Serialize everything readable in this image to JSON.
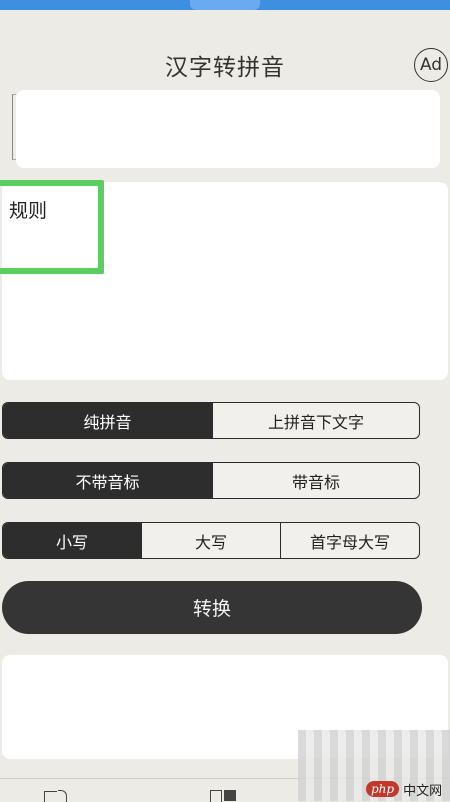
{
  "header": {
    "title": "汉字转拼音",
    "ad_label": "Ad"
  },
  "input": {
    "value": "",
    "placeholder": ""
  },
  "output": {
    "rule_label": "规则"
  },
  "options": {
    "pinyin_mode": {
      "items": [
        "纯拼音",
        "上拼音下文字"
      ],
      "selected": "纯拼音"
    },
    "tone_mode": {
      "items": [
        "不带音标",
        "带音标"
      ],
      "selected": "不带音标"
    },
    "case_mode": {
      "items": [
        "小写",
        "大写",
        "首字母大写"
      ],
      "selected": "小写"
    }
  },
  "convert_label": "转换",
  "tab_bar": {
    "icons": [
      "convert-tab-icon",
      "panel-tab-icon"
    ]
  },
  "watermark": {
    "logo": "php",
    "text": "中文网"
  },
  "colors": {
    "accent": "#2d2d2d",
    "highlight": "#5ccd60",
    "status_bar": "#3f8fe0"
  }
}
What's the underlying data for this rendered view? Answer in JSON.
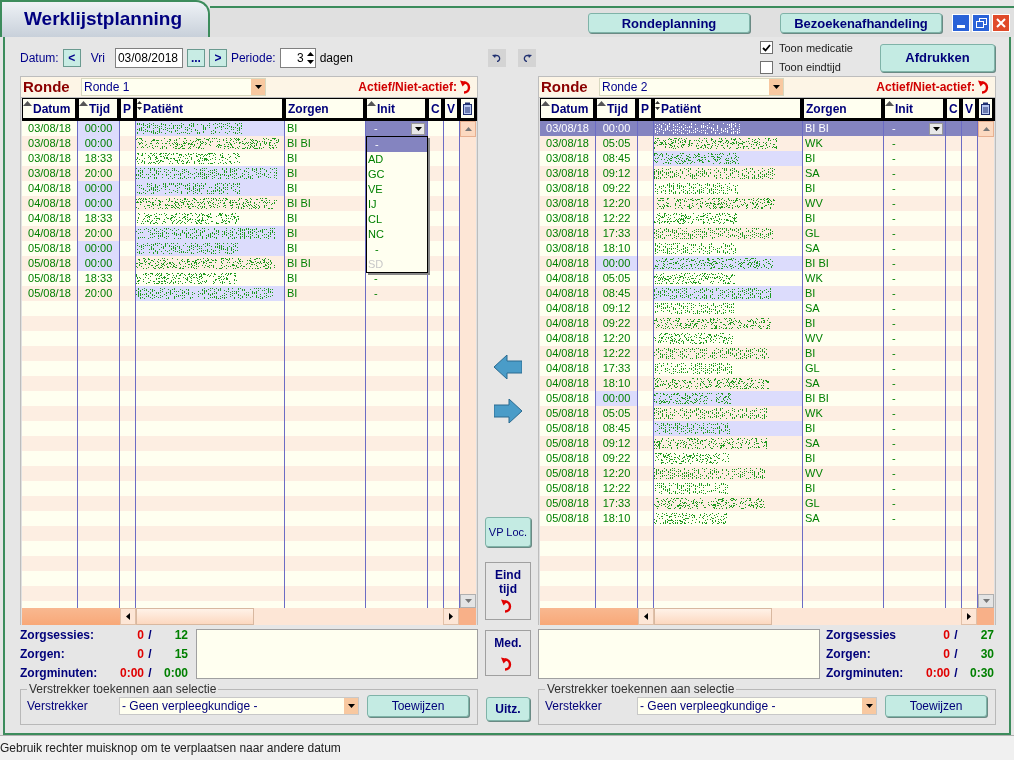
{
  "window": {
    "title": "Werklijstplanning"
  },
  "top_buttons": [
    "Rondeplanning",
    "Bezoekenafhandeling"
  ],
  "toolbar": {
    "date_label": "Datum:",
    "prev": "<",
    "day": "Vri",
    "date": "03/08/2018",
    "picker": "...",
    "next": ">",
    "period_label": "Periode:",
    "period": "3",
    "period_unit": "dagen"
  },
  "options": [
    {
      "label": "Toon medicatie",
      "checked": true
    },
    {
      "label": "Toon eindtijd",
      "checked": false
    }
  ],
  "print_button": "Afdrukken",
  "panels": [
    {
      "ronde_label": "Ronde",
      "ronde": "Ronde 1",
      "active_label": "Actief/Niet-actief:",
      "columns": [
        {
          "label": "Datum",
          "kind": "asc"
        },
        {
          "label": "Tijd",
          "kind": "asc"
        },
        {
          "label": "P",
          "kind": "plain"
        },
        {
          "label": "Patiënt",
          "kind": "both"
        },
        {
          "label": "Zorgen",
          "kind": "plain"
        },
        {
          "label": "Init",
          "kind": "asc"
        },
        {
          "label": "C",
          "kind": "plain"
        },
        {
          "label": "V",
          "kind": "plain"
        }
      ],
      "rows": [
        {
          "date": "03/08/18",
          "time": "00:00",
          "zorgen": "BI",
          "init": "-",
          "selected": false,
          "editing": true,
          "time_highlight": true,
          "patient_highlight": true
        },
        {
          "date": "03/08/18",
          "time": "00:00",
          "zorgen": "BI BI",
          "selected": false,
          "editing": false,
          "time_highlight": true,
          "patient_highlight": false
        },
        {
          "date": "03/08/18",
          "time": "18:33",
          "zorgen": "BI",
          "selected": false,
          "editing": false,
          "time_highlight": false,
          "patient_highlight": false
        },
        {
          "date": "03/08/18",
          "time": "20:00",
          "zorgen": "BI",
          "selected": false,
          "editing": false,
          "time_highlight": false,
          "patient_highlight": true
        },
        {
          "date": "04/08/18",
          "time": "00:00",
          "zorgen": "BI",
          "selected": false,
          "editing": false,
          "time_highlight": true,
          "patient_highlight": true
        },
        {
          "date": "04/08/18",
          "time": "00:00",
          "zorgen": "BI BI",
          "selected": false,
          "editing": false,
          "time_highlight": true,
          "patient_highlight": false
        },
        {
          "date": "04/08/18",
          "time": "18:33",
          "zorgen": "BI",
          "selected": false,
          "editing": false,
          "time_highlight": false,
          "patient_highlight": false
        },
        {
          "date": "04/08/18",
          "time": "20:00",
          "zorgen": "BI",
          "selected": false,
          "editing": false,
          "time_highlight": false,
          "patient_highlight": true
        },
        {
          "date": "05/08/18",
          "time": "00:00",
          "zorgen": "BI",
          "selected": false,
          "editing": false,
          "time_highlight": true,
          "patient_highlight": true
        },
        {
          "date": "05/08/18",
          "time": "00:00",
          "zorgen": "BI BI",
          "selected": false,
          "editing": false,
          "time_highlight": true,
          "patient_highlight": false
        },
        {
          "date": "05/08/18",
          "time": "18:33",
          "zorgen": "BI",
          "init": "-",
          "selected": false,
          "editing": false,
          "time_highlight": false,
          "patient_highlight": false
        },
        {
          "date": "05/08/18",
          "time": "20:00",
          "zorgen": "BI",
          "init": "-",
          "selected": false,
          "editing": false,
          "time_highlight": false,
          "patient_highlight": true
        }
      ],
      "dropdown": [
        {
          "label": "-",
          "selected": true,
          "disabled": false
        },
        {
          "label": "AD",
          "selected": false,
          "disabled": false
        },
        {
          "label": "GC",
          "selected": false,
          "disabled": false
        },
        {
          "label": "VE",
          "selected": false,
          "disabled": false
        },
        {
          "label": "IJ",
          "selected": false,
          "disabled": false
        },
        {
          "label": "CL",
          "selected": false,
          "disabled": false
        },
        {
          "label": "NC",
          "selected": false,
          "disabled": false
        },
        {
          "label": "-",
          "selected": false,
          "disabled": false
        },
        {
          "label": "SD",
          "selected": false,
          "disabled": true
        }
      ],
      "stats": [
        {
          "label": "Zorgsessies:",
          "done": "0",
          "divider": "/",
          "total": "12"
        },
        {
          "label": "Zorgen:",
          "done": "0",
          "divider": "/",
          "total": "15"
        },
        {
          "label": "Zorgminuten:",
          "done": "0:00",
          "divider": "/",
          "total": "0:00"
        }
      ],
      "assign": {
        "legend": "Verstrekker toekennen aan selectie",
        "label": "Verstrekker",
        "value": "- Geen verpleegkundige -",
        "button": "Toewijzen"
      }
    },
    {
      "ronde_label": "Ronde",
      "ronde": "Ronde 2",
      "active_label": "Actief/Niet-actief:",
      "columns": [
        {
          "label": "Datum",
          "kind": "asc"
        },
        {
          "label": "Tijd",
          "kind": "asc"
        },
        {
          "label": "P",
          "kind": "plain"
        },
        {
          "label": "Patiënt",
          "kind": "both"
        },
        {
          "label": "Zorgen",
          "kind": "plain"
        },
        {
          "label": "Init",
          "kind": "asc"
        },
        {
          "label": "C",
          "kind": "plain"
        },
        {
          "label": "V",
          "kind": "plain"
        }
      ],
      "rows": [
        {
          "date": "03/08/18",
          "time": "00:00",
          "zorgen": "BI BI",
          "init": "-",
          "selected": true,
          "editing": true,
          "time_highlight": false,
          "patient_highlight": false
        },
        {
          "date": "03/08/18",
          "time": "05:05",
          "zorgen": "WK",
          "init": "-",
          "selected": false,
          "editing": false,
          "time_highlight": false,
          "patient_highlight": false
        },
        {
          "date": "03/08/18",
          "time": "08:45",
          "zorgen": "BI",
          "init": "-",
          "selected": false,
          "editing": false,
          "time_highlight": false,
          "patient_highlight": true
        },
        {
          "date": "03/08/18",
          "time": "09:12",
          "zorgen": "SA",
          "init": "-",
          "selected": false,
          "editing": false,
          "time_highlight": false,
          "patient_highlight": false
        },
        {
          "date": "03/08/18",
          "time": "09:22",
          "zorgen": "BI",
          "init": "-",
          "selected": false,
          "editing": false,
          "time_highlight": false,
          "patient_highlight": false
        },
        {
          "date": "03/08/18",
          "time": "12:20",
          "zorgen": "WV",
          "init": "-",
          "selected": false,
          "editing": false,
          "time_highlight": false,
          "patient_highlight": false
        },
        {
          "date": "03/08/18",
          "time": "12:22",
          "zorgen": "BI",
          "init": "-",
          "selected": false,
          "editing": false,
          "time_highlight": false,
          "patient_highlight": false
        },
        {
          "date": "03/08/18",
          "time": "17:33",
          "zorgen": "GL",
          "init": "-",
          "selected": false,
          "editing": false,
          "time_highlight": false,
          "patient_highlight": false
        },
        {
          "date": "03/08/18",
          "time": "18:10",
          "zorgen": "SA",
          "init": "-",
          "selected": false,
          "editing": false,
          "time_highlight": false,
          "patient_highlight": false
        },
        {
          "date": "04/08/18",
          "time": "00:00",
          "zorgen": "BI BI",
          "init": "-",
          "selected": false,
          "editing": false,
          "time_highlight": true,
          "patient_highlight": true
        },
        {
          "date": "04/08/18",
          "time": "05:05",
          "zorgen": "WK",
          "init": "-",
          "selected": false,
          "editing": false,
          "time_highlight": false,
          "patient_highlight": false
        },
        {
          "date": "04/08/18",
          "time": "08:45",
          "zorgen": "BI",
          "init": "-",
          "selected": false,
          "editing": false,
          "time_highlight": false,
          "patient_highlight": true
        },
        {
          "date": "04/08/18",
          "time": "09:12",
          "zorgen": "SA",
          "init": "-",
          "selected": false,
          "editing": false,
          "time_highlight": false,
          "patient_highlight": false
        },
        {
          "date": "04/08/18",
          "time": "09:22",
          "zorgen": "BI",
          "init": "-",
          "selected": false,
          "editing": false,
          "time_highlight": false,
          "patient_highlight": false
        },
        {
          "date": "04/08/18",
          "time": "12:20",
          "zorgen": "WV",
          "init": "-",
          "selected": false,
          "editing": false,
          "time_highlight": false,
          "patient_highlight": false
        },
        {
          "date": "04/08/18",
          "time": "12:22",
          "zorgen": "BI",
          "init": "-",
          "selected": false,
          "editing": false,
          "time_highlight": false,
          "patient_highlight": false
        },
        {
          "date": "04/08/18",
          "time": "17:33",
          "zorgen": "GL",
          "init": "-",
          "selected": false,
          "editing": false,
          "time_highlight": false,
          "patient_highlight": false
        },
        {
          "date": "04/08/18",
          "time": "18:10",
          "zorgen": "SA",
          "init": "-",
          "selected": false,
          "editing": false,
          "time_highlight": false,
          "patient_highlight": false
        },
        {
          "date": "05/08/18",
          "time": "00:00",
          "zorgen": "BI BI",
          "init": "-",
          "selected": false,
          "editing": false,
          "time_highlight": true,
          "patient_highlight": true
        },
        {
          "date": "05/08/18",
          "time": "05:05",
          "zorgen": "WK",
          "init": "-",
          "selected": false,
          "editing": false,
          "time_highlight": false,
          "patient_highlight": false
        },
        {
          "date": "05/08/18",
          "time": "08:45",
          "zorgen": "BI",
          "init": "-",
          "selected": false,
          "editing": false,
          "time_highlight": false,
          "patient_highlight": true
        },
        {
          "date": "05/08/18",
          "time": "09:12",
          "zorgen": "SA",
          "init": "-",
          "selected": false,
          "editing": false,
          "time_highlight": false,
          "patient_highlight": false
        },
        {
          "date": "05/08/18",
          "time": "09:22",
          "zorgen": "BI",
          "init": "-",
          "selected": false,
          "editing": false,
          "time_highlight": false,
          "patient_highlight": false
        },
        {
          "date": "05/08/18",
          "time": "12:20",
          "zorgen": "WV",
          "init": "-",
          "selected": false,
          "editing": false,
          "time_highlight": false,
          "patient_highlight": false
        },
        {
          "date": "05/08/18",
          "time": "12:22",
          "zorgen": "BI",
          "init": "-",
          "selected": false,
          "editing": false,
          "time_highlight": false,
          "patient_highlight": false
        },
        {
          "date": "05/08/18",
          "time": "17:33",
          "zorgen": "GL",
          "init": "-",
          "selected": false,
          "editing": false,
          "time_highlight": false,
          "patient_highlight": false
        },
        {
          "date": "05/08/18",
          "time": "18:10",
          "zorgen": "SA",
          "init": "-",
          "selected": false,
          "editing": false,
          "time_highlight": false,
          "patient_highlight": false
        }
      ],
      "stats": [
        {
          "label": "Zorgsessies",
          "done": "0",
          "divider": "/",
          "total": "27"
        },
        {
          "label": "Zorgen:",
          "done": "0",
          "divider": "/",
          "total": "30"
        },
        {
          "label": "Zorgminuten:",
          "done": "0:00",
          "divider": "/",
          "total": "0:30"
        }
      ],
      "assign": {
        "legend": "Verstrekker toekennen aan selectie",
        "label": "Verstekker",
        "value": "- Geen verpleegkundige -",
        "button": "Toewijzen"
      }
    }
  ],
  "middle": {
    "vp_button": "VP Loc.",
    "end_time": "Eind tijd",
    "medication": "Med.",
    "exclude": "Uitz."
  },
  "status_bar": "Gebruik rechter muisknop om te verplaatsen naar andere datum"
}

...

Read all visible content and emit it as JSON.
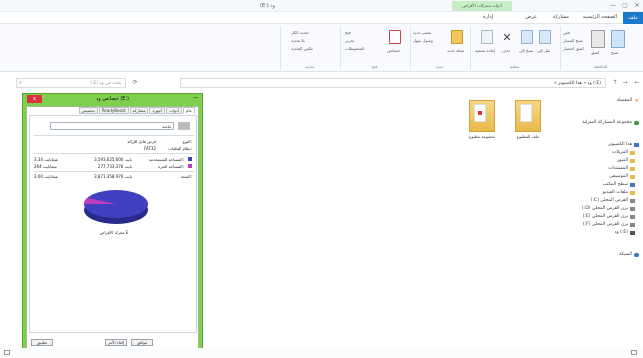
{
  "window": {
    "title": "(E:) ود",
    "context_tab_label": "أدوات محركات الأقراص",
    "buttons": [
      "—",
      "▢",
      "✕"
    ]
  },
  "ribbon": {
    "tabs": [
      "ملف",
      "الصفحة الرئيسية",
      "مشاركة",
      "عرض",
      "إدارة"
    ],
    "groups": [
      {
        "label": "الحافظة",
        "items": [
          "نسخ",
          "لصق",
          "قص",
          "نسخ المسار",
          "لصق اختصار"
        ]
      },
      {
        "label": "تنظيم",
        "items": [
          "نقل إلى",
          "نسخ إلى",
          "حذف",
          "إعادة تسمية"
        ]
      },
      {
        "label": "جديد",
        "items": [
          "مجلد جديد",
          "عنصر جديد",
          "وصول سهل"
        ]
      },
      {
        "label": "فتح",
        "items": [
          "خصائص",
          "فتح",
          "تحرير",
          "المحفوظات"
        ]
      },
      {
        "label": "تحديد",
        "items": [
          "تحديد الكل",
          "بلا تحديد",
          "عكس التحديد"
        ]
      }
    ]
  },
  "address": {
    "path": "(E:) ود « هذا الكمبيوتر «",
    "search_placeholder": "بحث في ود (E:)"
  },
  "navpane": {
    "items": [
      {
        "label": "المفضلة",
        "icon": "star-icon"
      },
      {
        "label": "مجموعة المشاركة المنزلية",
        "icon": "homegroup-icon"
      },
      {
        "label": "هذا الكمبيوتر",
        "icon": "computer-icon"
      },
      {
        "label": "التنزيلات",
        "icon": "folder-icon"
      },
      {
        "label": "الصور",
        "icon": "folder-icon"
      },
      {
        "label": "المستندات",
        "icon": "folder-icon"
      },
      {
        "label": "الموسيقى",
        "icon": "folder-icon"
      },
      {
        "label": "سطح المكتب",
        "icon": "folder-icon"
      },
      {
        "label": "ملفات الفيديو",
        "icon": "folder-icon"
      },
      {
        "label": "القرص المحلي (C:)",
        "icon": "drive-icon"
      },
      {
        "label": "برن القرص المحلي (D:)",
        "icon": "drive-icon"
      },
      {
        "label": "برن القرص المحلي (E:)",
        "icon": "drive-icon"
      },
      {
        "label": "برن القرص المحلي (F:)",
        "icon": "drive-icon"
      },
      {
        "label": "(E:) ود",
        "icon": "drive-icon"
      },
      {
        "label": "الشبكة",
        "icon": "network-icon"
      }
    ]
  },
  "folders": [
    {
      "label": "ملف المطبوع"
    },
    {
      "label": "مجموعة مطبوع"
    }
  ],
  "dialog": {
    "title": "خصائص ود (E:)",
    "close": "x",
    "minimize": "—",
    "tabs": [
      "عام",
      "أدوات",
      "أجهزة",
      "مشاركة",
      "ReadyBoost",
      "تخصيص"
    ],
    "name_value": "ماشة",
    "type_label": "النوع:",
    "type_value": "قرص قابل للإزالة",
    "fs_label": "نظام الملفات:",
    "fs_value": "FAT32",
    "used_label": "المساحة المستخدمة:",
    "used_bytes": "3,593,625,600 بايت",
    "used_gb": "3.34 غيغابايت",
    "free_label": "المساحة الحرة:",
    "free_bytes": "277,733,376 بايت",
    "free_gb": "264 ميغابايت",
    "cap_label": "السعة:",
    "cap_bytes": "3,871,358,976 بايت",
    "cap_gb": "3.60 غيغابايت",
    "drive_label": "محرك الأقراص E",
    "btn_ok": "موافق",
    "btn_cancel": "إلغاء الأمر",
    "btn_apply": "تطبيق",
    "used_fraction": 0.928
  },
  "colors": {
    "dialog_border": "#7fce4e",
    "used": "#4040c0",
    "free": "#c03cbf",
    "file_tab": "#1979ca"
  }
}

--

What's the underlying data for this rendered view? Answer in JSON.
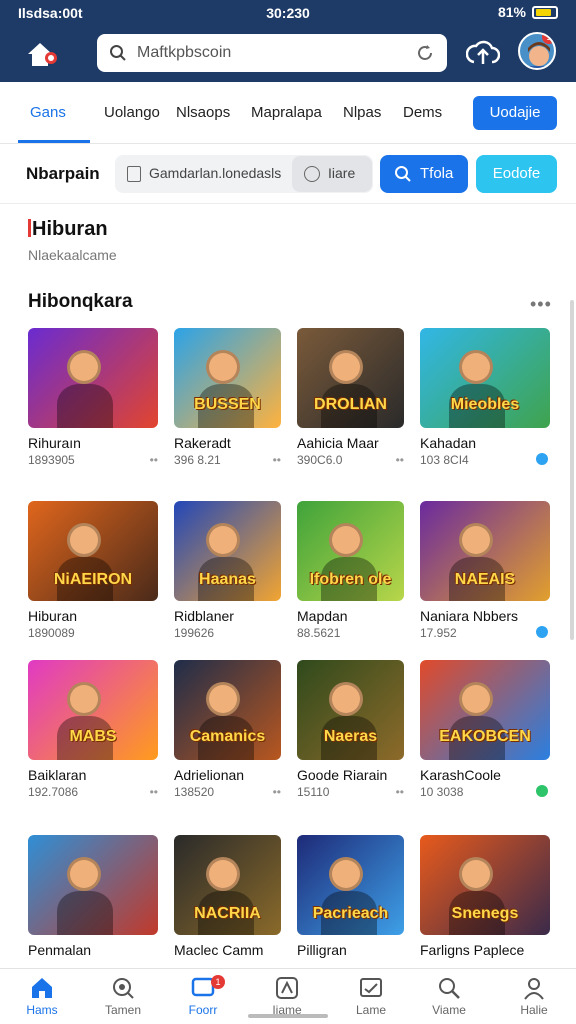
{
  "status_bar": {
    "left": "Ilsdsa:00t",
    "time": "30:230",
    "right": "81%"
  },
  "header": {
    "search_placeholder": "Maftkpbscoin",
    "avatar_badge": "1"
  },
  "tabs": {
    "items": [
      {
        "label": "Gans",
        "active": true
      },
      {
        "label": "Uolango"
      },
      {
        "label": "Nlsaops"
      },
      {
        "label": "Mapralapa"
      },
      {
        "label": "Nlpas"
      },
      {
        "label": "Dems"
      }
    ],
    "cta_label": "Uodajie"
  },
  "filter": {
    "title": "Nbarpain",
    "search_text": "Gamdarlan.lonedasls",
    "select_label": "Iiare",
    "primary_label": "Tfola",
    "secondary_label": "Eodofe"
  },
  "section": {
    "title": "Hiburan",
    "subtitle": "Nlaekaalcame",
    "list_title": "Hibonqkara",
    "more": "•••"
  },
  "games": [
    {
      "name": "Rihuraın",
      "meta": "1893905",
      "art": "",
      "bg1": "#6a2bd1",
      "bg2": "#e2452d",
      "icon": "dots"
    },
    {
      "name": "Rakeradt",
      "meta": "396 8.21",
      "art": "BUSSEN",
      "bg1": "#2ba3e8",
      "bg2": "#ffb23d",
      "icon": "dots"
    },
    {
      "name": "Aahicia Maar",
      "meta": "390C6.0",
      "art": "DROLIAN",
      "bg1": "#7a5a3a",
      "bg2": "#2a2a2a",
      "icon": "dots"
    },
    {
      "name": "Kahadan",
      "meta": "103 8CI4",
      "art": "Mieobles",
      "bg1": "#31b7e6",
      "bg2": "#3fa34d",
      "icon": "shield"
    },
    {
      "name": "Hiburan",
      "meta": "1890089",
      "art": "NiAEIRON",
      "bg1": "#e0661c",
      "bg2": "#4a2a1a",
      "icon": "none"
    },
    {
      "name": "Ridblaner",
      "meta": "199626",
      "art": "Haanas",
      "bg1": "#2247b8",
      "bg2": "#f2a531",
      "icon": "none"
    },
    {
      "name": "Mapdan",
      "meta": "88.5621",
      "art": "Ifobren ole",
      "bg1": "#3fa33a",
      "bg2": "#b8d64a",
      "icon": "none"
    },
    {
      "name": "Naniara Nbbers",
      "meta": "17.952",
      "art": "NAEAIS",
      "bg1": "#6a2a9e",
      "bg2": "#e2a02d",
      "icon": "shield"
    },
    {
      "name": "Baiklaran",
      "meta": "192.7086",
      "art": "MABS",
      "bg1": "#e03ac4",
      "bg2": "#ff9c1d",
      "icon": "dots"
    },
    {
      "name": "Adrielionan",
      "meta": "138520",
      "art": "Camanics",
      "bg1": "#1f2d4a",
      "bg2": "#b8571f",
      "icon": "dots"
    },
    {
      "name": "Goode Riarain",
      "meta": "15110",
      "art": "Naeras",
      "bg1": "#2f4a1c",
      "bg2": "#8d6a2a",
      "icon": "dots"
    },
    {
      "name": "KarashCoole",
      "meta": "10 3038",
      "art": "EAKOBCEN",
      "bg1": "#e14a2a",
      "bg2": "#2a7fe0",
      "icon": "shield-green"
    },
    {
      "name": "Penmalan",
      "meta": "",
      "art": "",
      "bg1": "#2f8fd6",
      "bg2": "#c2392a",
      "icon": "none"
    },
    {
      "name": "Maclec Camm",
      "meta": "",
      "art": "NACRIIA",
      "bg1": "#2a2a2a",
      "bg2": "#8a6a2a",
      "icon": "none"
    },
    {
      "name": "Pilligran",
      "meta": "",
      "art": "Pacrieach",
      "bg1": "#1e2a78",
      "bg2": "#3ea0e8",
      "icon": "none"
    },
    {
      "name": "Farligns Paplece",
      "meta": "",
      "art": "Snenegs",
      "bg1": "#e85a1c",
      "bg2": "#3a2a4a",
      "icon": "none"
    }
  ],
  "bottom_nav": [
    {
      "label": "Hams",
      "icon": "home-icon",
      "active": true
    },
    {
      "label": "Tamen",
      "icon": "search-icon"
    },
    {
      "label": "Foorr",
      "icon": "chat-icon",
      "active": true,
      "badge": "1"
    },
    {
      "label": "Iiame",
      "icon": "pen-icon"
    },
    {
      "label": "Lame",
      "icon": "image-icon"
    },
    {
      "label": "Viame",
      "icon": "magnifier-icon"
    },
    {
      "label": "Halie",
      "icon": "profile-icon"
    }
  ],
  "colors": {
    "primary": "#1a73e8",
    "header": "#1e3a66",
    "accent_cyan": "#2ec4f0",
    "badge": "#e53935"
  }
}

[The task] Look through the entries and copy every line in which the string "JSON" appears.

[Exercise answer]
Serialize everything readable in this image to JSON.
What's the underlying data for this rendered view? Answer in JSON.
Read all visible content and emit it as JSON.
What's the underlying data for this rendered view? Answer in JSON.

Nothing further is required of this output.